**INSTRUCTIONS TO FOLLOW**
Filter the material, keeping only lines with the word "arrow".

**DATASET ENTRIES**

....

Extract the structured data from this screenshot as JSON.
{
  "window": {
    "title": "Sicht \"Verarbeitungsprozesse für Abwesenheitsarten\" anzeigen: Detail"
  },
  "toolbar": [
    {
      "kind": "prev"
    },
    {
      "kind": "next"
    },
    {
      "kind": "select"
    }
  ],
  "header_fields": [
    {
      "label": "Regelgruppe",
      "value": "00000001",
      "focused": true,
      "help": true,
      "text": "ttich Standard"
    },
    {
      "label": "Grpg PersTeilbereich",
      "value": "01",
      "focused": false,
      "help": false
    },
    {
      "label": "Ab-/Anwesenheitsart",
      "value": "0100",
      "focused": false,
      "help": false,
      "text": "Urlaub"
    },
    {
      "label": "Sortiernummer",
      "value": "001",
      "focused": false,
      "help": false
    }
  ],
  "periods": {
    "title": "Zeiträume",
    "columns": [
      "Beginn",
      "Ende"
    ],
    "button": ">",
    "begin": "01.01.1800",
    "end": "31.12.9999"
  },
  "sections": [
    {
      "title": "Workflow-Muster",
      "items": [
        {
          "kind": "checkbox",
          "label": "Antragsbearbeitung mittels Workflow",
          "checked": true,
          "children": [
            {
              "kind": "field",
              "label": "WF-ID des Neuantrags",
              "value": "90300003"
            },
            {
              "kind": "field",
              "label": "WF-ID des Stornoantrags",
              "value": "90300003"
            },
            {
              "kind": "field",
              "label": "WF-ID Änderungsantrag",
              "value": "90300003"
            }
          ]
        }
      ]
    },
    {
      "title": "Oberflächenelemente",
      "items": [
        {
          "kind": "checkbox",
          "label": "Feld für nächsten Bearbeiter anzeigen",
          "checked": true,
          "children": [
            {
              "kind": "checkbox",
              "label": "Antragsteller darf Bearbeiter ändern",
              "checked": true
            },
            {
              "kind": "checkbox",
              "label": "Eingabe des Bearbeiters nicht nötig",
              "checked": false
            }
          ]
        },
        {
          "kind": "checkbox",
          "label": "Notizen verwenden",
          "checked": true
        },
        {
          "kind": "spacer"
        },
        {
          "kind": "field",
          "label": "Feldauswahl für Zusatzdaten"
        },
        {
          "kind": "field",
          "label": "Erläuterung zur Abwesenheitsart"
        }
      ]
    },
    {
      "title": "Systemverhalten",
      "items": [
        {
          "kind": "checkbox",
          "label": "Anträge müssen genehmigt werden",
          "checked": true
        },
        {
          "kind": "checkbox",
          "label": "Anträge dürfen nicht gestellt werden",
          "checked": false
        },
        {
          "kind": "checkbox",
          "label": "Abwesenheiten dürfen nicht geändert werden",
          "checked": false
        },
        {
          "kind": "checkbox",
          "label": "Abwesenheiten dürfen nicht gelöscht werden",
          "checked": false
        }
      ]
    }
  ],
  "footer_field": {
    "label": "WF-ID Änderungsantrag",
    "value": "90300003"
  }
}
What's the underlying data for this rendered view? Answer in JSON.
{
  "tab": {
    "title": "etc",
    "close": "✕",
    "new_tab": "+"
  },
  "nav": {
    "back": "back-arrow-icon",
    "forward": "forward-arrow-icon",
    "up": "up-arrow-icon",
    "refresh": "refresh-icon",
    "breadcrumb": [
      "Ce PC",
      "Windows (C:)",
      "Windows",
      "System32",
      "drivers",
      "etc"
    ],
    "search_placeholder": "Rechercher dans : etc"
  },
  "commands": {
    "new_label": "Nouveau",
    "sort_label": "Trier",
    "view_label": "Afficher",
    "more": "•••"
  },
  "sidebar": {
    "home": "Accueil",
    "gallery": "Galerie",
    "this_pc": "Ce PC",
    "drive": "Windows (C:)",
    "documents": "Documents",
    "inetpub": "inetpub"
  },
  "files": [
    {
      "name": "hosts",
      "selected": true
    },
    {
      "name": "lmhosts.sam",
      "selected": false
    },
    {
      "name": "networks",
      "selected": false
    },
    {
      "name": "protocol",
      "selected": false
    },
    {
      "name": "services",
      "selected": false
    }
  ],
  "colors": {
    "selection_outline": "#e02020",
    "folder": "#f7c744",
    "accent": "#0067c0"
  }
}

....

**SOLVED PROBLEM**
    "back": "back-arrow-icon",
    "forward": "forward-arrow-icon",
    "up": "up-arrow-icon",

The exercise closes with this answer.